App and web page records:
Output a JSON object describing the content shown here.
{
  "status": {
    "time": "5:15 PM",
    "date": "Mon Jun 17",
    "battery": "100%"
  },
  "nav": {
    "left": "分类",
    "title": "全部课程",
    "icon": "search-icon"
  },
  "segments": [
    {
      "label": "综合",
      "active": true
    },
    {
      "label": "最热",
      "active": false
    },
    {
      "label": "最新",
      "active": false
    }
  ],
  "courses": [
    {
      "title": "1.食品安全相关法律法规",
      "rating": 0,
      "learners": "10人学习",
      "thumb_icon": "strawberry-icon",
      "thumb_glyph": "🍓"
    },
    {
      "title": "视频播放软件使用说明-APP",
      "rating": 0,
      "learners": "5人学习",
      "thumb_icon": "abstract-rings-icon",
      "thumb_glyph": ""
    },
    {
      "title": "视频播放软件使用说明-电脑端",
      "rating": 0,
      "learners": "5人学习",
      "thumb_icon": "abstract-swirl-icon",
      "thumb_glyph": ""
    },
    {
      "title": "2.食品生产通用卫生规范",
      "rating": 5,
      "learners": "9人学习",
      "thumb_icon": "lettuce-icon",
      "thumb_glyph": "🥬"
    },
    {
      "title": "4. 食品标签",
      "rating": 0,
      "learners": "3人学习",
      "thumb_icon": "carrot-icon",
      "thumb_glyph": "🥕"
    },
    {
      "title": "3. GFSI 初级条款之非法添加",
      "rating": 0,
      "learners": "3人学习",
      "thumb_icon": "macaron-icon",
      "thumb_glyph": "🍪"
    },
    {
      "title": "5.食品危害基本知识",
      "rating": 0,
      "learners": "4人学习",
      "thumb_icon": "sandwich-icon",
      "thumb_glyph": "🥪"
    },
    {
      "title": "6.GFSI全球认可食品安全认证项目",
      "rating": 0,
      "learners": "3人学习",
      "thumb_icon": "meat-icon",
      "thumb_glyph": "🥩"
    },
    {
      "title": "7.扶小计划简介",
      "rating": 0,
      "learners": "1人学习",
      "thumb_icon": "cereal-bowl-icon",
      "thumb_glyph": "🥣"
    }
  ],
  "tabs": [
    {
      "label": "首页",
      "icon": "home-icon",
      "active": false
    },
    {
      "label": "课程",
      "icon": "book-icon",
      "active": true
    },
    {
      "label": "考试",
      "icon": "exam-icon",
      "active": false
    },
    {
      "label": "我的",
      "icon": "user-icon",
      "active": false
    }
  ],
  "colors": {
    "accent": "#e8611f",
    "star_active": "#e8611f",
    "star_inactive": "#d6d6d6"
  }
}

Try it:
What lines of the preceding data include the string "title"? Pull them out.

Answer for this exercise:
    "title": "全部课程",
      "title": "1.食品安全相关法律法规",
      "title": "视频播放软件使用说明-APP",
      "title": "视频播放软件使用说明-电脑端",
      "title": "2.食品生产通用卫生规范",
      "title": "4. 食品标签",
      "title": "3. GFSI 初级条款之非法添加",
      "title": "5.食品危害基本知识",
      "title": "6.GFSI全球认可食品安全认证项目",
      "title": "7.扶小计划简介",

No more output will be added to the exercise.